[DATA]:
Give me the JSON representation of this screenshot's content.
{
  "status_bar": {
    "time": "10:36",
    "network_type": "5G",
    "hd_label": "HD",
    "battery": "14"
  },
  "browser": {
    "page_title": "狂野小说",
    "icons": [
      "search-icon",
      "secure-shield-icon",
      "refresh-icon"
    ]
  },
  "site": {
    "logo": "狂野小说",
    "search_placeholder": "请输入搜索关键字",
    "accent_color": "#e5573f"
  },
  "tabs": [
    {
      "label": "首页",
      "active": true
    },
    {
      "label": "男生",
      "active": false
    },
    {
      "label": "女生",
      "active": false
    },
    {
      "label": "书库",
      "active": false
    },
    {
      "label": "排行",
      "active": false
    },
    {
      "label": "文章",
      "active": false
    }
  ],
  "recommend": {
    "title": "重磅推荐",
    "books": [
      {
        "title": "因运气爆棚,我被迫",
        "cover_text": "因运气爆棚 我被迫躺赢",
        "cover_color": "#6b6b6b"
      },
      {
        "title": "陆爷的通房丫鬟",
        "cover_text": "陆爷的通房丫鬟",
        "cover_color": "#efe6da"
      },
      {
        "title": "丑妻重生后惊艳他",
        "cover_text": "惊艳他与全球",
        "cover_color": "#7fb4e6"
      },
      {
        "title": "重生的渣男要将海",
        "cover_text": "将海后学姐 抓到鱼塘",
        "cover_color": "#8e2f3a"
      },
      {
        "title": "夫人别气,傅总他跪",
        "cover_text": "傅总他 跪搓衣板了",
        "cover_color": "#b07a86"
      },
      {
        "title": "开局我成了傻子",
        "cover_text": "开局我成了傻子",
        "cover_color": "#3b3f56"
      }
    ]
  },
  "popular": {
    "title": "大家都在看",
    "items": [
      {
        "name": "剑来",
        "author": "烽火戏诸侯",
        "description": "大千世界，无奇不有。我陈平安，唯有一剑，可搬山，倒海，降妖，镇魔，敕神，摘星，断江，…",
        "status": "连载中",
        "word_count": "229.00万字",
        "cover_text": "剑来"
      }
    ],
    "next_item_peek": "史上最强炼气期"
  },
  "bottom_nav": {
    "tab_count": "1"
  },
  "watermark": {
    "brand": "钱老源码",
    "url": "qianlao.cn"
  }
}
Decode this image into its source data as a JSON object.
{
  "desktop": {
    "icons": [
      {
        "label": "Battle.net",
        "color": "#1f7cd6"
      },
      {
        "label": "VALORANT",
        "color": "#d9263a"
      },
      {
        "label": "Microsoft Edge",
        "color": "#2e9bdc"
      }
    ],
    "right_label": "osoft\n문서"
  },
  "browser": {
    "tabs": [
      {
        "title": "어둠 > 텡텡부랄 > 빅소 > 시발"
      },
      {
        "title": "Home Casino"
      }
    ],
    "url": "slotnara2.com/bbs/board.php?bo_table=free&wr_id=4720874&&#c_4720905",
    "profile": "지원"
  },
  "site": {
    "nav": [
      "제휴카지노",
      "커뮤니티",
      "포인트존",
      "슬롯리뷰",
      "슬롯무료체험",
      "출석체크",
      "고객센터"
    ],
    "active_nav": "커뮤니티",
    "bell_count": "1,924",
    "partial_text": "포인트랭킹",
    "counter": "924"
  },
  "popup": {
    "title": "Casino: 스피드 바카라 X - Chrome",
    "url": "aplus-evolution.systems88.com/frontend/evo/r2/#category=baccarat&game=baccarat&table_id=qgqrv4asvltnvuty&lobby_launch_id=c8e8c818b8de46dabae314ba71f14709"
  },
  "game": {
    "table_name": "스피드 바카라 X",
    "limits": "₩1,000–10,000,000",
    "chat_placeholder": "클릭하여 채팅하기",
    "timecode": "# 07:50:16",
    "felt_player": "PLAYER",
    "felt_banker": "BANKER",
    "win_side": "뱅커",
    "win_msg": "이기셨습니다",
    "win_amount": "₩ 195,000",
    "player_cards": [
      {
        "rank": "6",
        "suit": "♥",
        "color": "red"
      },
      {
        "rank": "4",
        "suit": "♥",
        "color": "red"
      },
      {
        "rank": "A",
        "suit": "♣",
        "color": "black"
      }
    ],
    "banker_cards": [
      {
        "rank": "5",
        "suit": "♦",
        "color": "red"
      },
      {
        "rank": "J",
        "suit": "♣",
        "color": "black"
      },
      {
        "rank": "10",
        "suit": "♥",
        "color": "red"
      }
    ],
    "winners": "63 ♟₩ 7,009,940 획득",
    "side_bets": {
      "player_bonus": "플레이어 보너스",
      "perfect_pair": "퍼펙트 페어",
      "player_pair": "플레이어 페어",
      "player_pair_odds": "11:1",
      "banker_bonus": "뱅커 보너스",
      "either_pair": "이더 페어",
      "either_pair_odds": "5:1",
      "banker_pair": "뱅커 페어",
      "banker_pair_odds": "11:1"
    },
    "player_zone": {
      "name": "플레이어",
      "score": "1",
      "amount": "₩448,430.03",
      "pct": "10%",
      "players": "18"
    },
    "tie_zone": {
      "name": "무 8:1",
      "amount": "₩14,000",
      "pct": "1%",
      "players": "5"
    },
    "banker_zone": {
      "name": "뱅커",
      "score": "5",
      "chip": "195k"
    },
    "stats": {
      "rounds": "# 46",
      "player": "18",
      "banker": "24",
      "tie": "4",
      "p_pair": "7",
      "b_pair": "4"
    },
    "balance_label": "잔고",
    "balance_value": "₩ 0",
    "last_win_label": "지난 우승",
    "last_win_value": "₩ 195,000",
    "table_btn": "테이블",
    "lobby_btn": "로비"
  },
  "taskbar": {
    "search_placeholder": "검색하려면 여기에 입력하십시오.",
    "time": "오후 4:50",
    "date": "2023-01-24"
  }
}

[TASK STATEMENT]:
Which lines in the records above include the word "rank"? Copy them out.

[ANSWER SECTION]:
        "rank": "6",
        "rank": "4",
        "rank": "A",
        "rank": "5",
        "rank": "J",
        "rank": "10",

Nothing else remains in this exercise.